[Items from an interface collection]
::::::

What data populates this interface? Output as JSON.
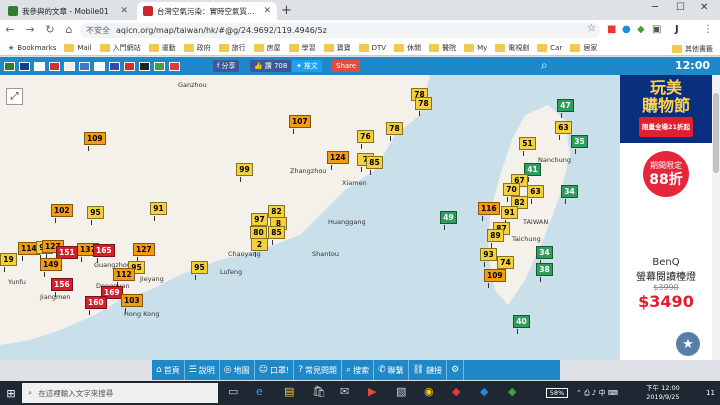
{
  "browser": {
    "tabs": [
      {
        "title": "我參與的文章 - Mobile01",
        "favicon_color": "#2e7d32",
        "active": false
      },
      {
        "title": "台灣空氣污染：實時空氣質量指數地",
        "favicon_color": "#c62828",
        "active": true
      }
    ],
    "url_security": "不安全",
    "url": "aqicn.org/map/taiwan/hk/#@g/24.9692/119.4946/5z",
    "profile_badge": "J",
    "bookmarks": [
      {
        "label": "Bookmarks",
        "folder": false
      },
      {
        "label": "Mail",
        "folder": true
      },
      {
        "label": "入門網站",
        "folder": true
      },
      {
        "label": "運動",
        "folder": true
      },
      {
        "label": "政府",
        "folder": true
      },
      {
        "label": "旅行",
        "folder": true
      },
      {
        "label": "房屋",
        "folder": true
      },
      {
        "label": "學習",
        "folder": true
      },
      {
        "label": "寶寶",
        "folder": true
      },
      {
        "label": "DTV",
        "folder": true
      },
      {
        "label": "休閒",
        "folder": true
      },
      {
        "label": "醫院",
        "folder": true
      },
      {
        "label": "My",
        "folder": true
      },
      {
        "label": "電視劇",
        "folder": true
      },
      {
        "label": "Car",
        "folder": true
      },
      {
        "label": "居家",
        "folder": true
      },
      {
        "label": "其他書籤",
        "folder": true
      }
    ]
  },
  "mapbar": {
    "share_label": "分享",
    "like_label": "讚 708",
    "tweet_label": "推文",
    "share2_label": "Share",
    "time": "12:00"
  },
  "map": {
    "labels": [
      "Ganzhou",
      "Zhangzhou",
      "Xiamen",
      "Huanggang",
      "Shantou",
      "Chaoyang",
      "Lufeng",
      "Jieyang",
      "Jiangmen",
      "Hong Kong",
      "Yunfu",
      "Dongguan",
      "Guangzhou",
      "Taichung",
      "TAIWAN",
      "Nanchung"
    ],
    "stations": [
      {
        "v": "78",
        "c": "#f4d03f"
      },
      {
        "v": "78",
        "c": "#f4d03f"
      },
      {
        "v": "109",
        "c": "#f39c12"
      },
      {
        "v": "107",
        "c": "#f39c12"
      },
      {
        "v": "76",
        "c": "#f4d03f"
      },
      {
        "v": "78",
        "c": "#f4d03f"
      },
      {
        "v": "124",
        "c": "#f39c12"
      },
      {
        "v": "7",
        "c": "#f4d03f"
      },
      {
        "v": "85",
        "c": "#f4d03f"
      },
      {
        "v": "99",
        "c": "#f4d03f"
      },
      {
        "v": "91",
        "c": "#f4d03f"
      },
      {
        "v": "102",
        "c": "#f39c12"
      },
      {
        "v": "95",
        "c": "#f4d03f"
      },
      {
        "v": "97",
        "c": "#f4d03f"
      },
      {
        "v": "82",
        "c": "#f4d03f"
      },
      {
        "v": "8",
        "c": "#f4d03f"
      },
      {
        "v": "80",
        "c": "#f4d03f"
      },
      {
        "v": "85",
        "c": "#f4d03f"
      },
      {
        "v": "2",
        "c": "#f4d03f"
      },
      {
        "v": "114",
        "c": "#f39c12"
      },
      {
        "v": "92",
        "c": "#f4d03f"
      },
      {
        "v": "127",
        "c": "#f39c12"
      },
      {
        "v": "137",
        "c": "#f39c12"
      },
      {
        "v": "165",
        "c": "#d91e2b"
      },
      {
        "v": "127",
        "c": "#f39c12"
      },
      {
        "v": "151",
        "c": "#d91e2b"
      },
      {
        "v": "149",
        "c": "#f39c12"
      },
      {
        "v": "95",
        "c": "#f4d03f"
      },
      {
        "v": "112",
        "c": "#f39c12"
      },
      {
        "v": "156",
        "c": "#d91e2b"
      },
      {
        "v": "169",
        "c": "#d91e2b"
      },
      {
        "v": "160",
        "c": "#d91e2b"
      },
      {
        "v": "103",
        "c": "#f39c12"
      },
      {
        "v": "95",
        "c": "#f4d03f"
      },
      {
        "v": "49",
        "c": "#2e9e5b"
      },
      {
        "v": "47",
        "c": "#2e9e5b"
      },
      {
        "v": "63",
        "c": "#f4d03f"
      },
      {
        "v": "35",
        "c": "#2e9e5b"
      },
      {
        "v": "51",
        "c": "#f4d03f"
      },
      {
        "v": "41",
        "c": "#2e9e5b"
      },
      {
        "v": "67",
        "c": "#f4d03f"
      },
      {
        "v": "70",
        "c": "#f4d03f"
      },
      {
        "v": "63",
        "c": "#f4d03f"
      },
      {
        "v": "34",
        "c": "#2e9e5b"
      },
      {
        "v": "82",
        "c": "#f4d03f"
      },
      {
        "v": "116",
        "c": "#f39c12"
      },
      {
        "v": "91",
        "c": "#f4d03f"
      },
      {
        "v": "87",
        "c": "#f4d03f"
      },
      {
        "v": "89",
        "c": "#f4d03f"
      },
      {
        "v": "93",
        "c": "#f4d03f"
      },
      {
        "v": "74",
        "c": "#f4d03f"
      },
      {
        "v": "34",
        "c": "#2e9e5b"
      },
      {
        "v": "38",
        "c": "#2e9e5b"
      },
      {
        "v": "109",
        "c": "#f39c12"
      },
      {
        "v": "40",
        "c": "#2e9e5b"
      },
      {
        "v": "19",
        "c": "#f4d03f"
      }
    ]
  },
  "ad": {
    "title1": "玩美",
    "title2": "購物節",
    "subtitle": "限量全場21折起",
    "badge_line1": "期間限定",
    "badge_line2": "88折",
    "brand": "BenQ",
    "product": "螢幕閱讀檯燈",
    "was_price": "$3990",
    "price": "$3490"
  },
  "bottom_nav": [
    {
      "icon": "⌂",
      "label": "首頁"
    },
    {
      "icon": "☰",
      "label": "說明"
    },
    {
      "icon": "◎",
      "label": "地圖"
    },
    {
      "icon": "☺",
      "label": "口罩!"
    },
    {
      "icon": "?",
      "label": "常見問題"
    },
    {
      "icon": "⌕",
      "label": "搜索"
    },
    {
      "icon": "✆",
      "label": "聯繫"
    },
    {
      "icon": "⛓",
      "label": "鏈接"
    },
    {
      "icon": "⚙",
      "label": ""
    }
  ],
  "taskbar": {
    "search_placeholder": "在這裡輸入文字來搜尋",
    "battery": "58%",
    "time": "下午 12:00",
    "date": "2019/9/25",
    "notifications": "11"
  }
}
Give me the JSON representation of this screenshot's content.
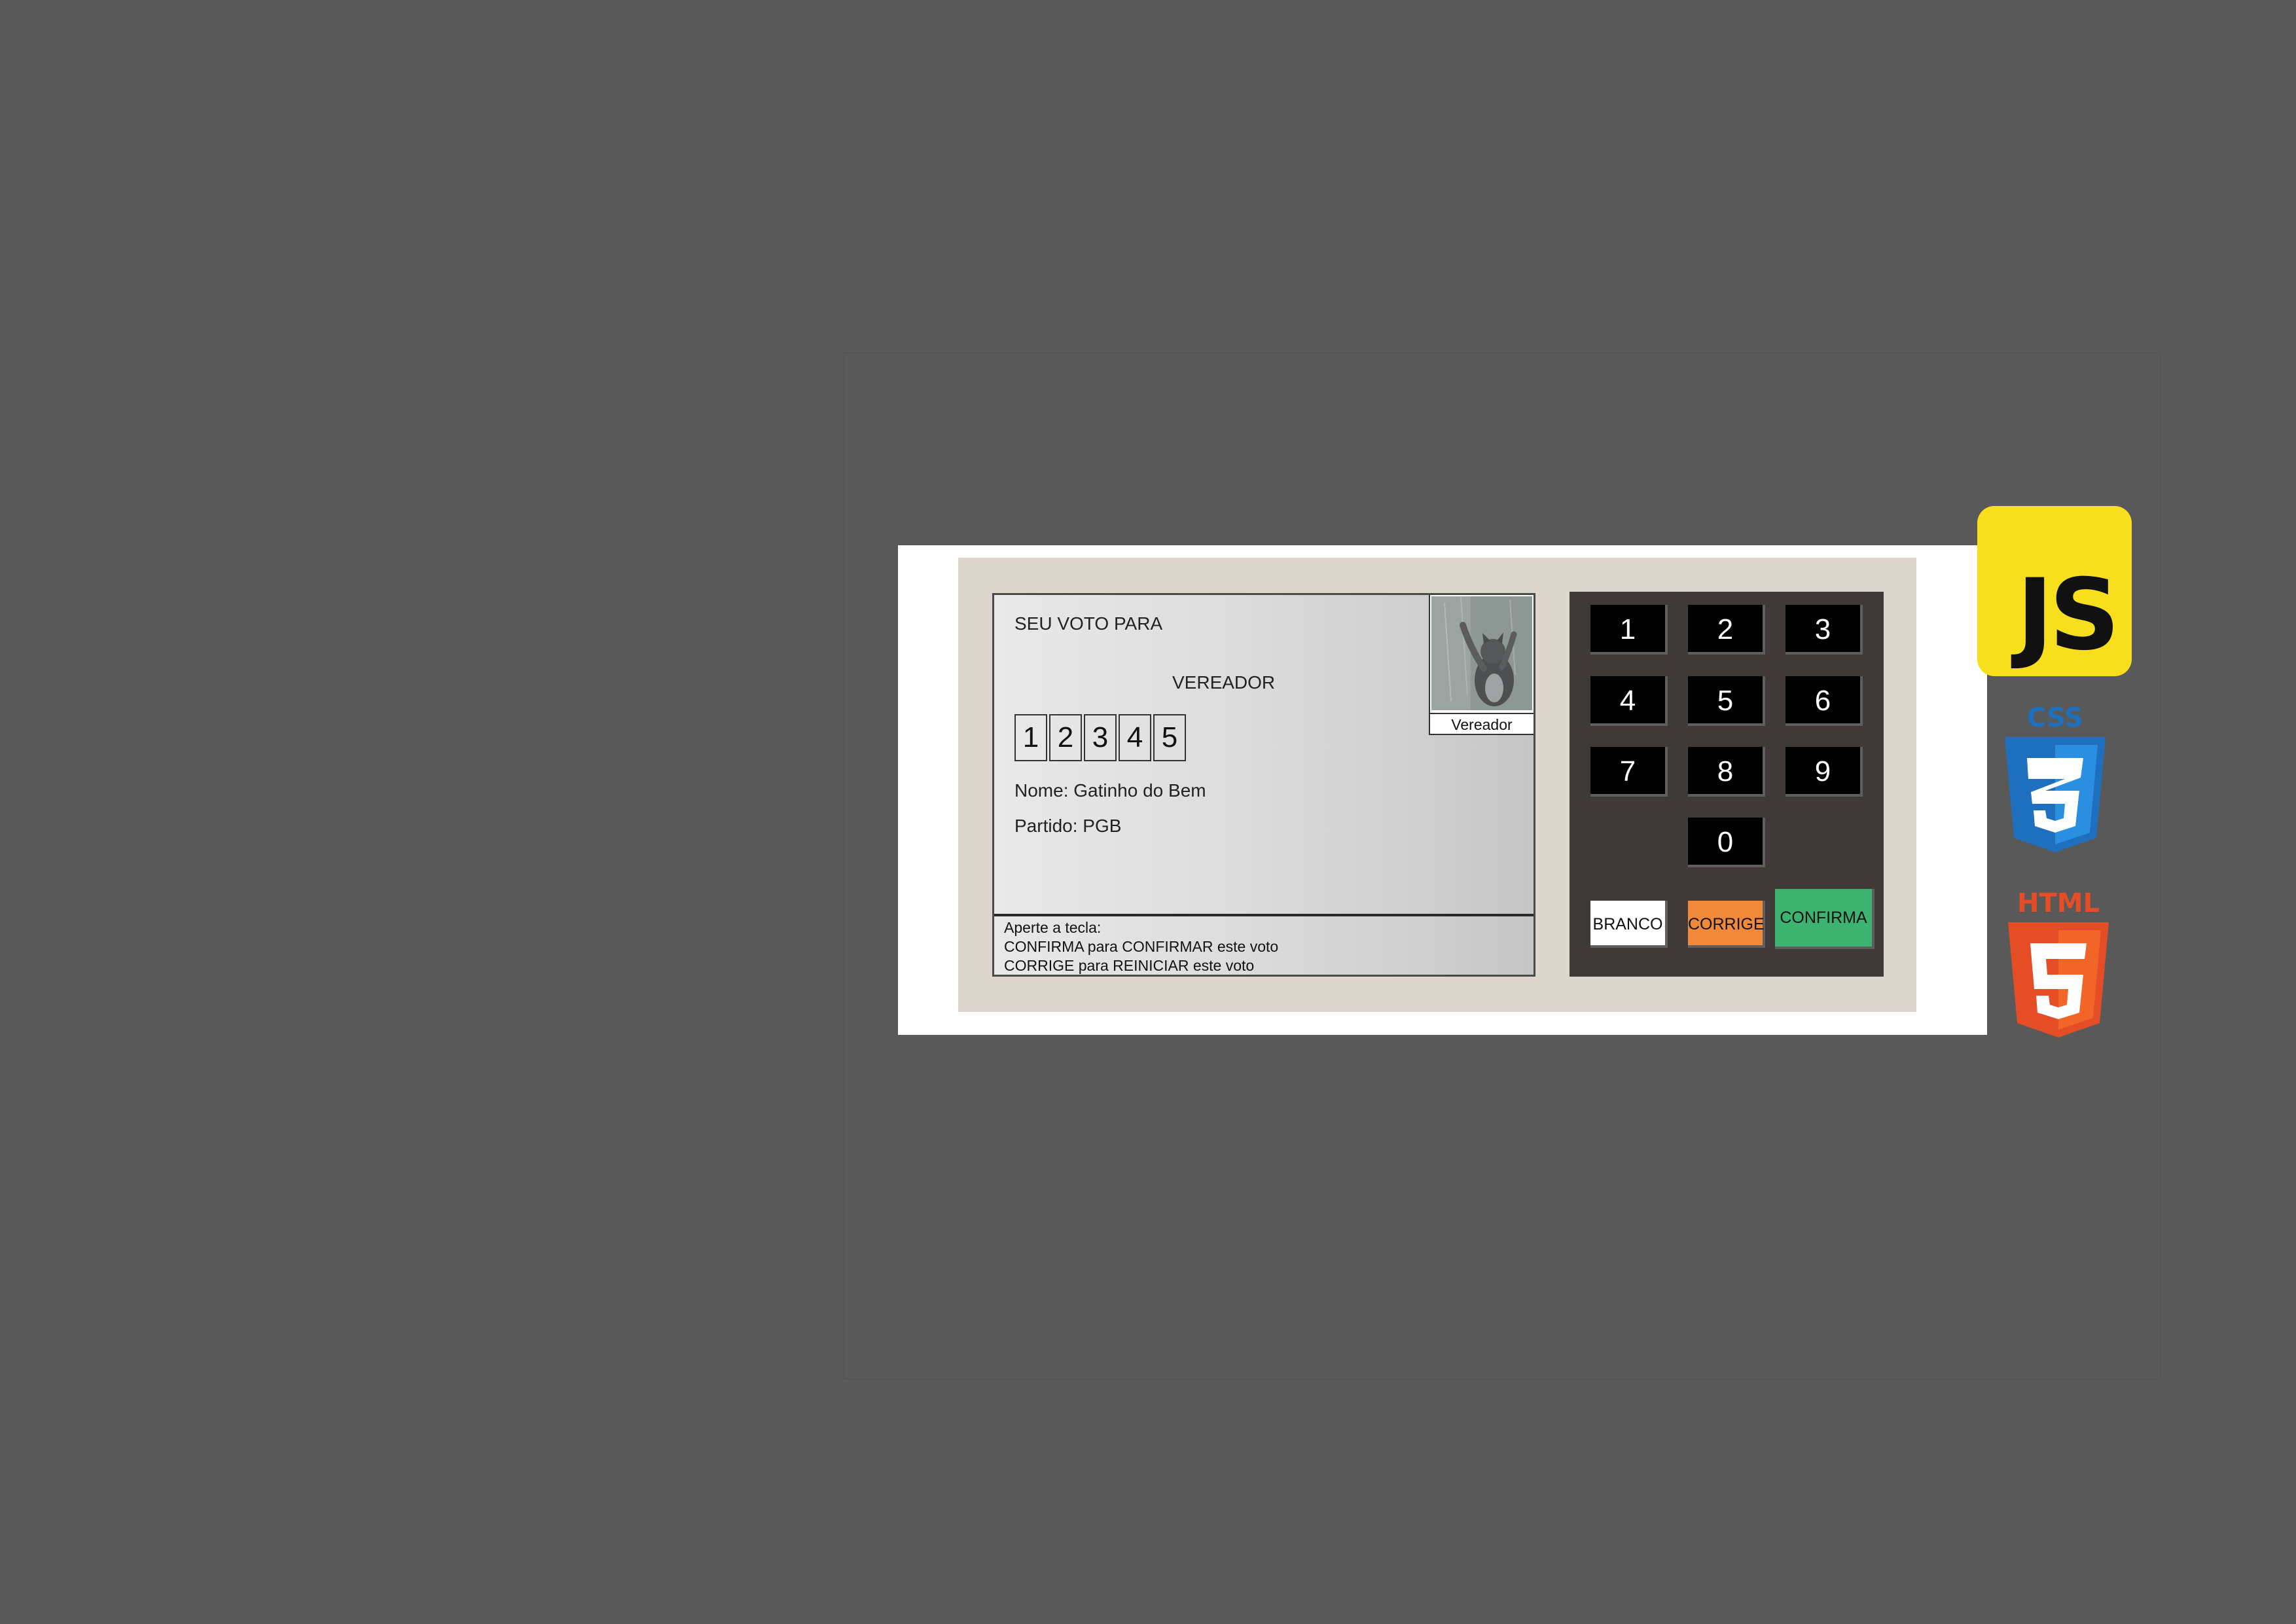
{
  "screen": {
    "header": "SEU VOTO PARA",
    "office": "VEREADOR",
    "digits": [
      "1",
      "2",
      "3",
      "4",
      "5"
    ],
    "name_line": "Nome: Gatinho do Bem",
    "party_line": "Partido: PGB",
    "photo_caption": "Vereador",
    "instructions": [
      "Aperte a tecla:",
      "CONFIRMA para CONFIRMAR este voto",
      "CORRIGE para REINICIAR este voto"
    ]
  },
  "keypad": {
    "keys": [
      "1",
      "2",
      "3",
      "4",
      "5",
      "6",
      "7",
      "8",
      "9",
      "0"
    ],
    "branco_label": "BRANCO",
    "corrige_label": "CORRIGE",
    "confirma_label": "CONFIRMA"
  },
  "colors": {
    "background": "#595959",
    "urna_body": "#ddd6cc",
    "keypad_body": "#3f3a38",
    "branco": "#ffffff",
    "corrige": "#f0893a",
    "confirma": "#3cb371",
    "js_logo": "#f7df1e",
    "css_logo": "#1f6fbf",
    "html_logo": "#e44d26"
  },
  "logos": {
    "js_text": "JS",
    "css_text": "CSS",
    "html_text": "HTML",
    "icons": [
      "javascript-logo-icon",
      "css3-logo-icon",
      "html5-logo-icon"
    ]
  }
}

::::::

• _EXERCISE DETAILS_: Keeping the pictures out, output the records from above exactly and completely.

• _WRITTEN SOLUTION_:
What data populates this interface? Output as JSON.
{
  "browser": {
    "tabs": [
      {
        "title": "我參與的文章 - Mobile01",
        "favicon_color": "#2e7d32",
        "active": false
      },
      {
        "title": "台灣空氣污染：實時空氣質量指數地",
        "favicon_color": "#c62828",
        "active": true
      }
    ],
    "url_security": "不安全",
    "url": "aqicn.org/map/taiwan/hk/#@g/24.9692/119.4946/5z",
    "profile_badge": "J",
    "bookmarks": [
      {
        "label": "Bookmarks",
        "folder": false
      },
      {
        "label": "Mail",
        "folder": true
      },
      {
        "label": "入門網站",
        "folder": true
      },
      {
        "label": "運動",
        "folder": true
      },
      {
        "label": "政府",
        "folder": true
      },
      {
        "label": "旅行",
        "folder": true
      },
      {
        "label": "房屋",
        "folder": true
      },
      {
        "label": "學習",
        "folder": true
      },
      {
        "label": "寶寶",
        "folder": true
      },
      {
        "label": "DTV",
        "folder": true
      },
      {
        "label": "休閒",
        "folder": true
      },
      {
        "label": "醫院",
        "folder": true
      },
      {
        "label": "My",
        "folder": true
      },
      {
        "label": "電視劇",
        "folder": true
      },
      {
        "label": "Car",
        "folder": true
      },
      {
        "label": "居家",
        "folder": true
      },
      {
        "label": "其他書籤",
        "folder": true
      }
    ]
  },
  "mapbar": {
    "share_label": "分享",
    "like_label": "讚 708",
    "tweet_label": "推文",
    "share2_label": "Share",
    "time": "12:00"
  },
  "map": {
    "labels": [
      "Ganzhou",
      "Zhangzhou",
      "Xiamen",
      "Huanggang",
      "Shantou",
      "Chaoyang",
      "Lufeng",
      "Jieyang",
      "Jiangmen",
      "Hong Kong",
      "Yunfu",
      "Dongguan",
      "Guangzhou",
      "Taichung",
      "TAIWAN",
      "Nanchung"
    ],
    "stations": [
      {
        "v": "78",
        "c": "#f4d03f"
      },
      {
        "v": "78",
        "c": "#f4d03f"
      },
      {
        "v": "109",
        "c": "#f39c12"
      },
      {
        "v": "107",
        "c": "#f39c12"
      },
      {
        "v": "76",
        "c": "#f4d03f"
      },
      {
        "v": "78",
        "c": "#f4d03f"
      },
      {
        "v": "124",
        "c": "#f39c12"
      },
      {
        "v": "7",
        "c": "#f4d03f"
      },
      {
        "v": "85",
        "c": "#f4d03f"
      },
      {
        "v": "99",
        "c": "#f4d03f"
      },
      {
        "v": "91",
        "c": "#f4d03f"
      },
      {
        "v": "102",
        "c": "#f39c12"
      },
      {
        "v": "95",
        "c": "#f4d03f"
      },
      {
        "v": "97",
        "c": "#f4d03f"
      },
      {
        "v": "82",
        "c": "#f4d03f"
      },
      {
        "v": "8",
        "c": "#f4d03f"
      },
      {
        "v": "80",
        "c": "#f4d03f"
      },
      {
        "v": "85",
        "c": "#f4d03f"
      },
      {
        "v": "2",
        "c": "#f4d03f"
      },
      {
        "v": "114",
        "c": "#f39c12"
      },
      {
        "v": "92",
        "c": "#f4d03f"
      },
      {
        "v": "127",
        "c": "#f39c12"
      },
      {
        "v": "137",
        "c": "#f39c12"
      },
      {
        "v": "165",
        "c": "#d91e2b"
      },
      {
        "v": "127",
        "c": "#f39c12"
      },
      {
        "v": "151",
        "c": "#d91e2b"
      },
      {
        "v": "149",
        "c": "#f39c12"
      },
      {
        "v": "95",
        "c": "#f4d03f"
      },
      {
        "v": "112",
        "c": "#f39c12"
      },
      {
        "v": "156",
        "c": "#d91e2b"
      },
      {
        "v": "169",
        "c": "#d91e2b"
      },
      {
        "v": "160",
        "c": "#d91e2b"
      },
      {
        "v": "103",
        "c": "#f39c12"
      },
      {
        "v": "95",
        "c": "#f4d03f"
      },
      {
        "v": "49",
        "c": "#2e9e5b"
      },
      {
        "v": "47",
        "c": "#2e9e5b"
      },
      {
        "v": "63",
        "c": "#f4d03f"
      },
      {
        "v": "35",
        "c": "#2e9e5b"
      },
      {
        "v": "51",
        "c": "#f4d03f"
      },
      {
        "v": "41",
        "c": "#2e9e5b"
      },
      {
        "v": "67",
        "c": "#f4d03f"
      },
      {
        "v": "70",
        "c": "#f4d03f"
      },
      {
        "v": "63",
        "c": "#f4d03f"
      },
      {
        "v": "34",
        "c": "#2e9e5b"
      },
      {
        "v": "82",
        "c": "#f4d03f"
      },
      {
        "v": "116",
        "c": "#f39c12"
      },
      {
        "v": "91",
        "c": "#f4d03f"
      },
      {
        "v": "87",
        "c": "#f4d03f"
      },
      {
        "v": "89",
        "c": "#f4d03f"
      },
      {
        "v": "93",
        "c": "#f4d03f"
      },
      {
        "v": "74",
        "c": "#f4d03f"
      },
      {
        "v": "34",
        "c": "#2e9e5b"
      },
      {
        "v": "38",
        "c": "#2e9e5b"
      },
      {
        "v": "109",
        "c": "#f39c12"
      },
      {
        "v": "40",
        "c": "#2e9e5b"
      },
      {
        "v": "19",
        "c": "#f4d03f"
      }
    ]
  },
  "ad": {
    "title1": "玩美",
    "title2": "購物節",
    "subtitle": "限量全場21折起",
    "badge_line1": "期間限定",
    "badge_line2": "88折",
    "brand": "BenQ",
    "product": "螢幕閱讀檯燈",
    "was_price": "$3990",
    "price": "$3490"
  },
  "bottom_nav": [
    {
      "icon": "⌂",
      "label": "首頁"
    },
    {
      "icon": "☰",
      "label": "說明"
    },
    {
      "icon": "◎",
      "label": "地圖"
    },
    {
      "icon": "☺",
      "label": "口罩!"
    },
    {
      "icon": "?",
      "label": "常見問題"
    },
    {
      "icon": "⌕",
      "label": "搜索"
    },
    {
      "icon": "✆",
      "label": "聯繫"
    },
    {
      "icon": "⛓",
      "label": "鏈接"
    },
    {
      "icon": "⚙",
      "label": ""
    }
  ],
  "taskbar": {
    "search_placeholder": "在這裡輸入文字來搜尋",
    "battery": "58%",
    "time": "下午 12:00",
    "date": "2019/9/25",
    "notifications": "11"
  }
}
Give me the JSON representation of this screenshot's content.
{
  "screen": {
    "header": "SEU VOTO PARA",
    "office": "VEREADOR",
    "digits": [
      "1",
      "2",
      "3",
      "4",
      "5"
    ],
    "name_line": "Nome: Gatinho do Bem",
    "party_line": "Partido: PGB",
    "photo_caption": "Vereador",
    "instructions": [
      "Aperte a tecla:",
      "CONFIRMA para CONFIRMAR este voto",
      "CORRIGE para REINICIAR este voto"
    ]
  },
  "keypad": {
    "keys": [
      "1",
      "2",
      "3",
      "4",
      "5",
      "6",
      "7",
      "8",
      "9",
      "0"
    ],
    "branco_label": "BRANCO",
    "corrige_label": "CORRIGE",
    "confirma_label": "CONFIRMA"
  },
  "colors": {
    "background": "#595959",
    "urna_body": "#ddd6cc",
    "keypad_body": "#3f3a38",
    "branco": "#ffffff",
    "corrige": "#f0893a",
    "confirma": "#3cb371",
    "js_logo": "#f7df1e",
    "css_logo": "#1f6fbf",
    "html_logo": "#e44d26"
  },
  "logos": {
    "js_text": "JS",
    "css_text": "CSS",
    "html_text": "HTML",
    "icons": [
      "javascript-logo-icon",
      "css3-logo-icon",
      "html5-logo-icon"
    ]
  }
}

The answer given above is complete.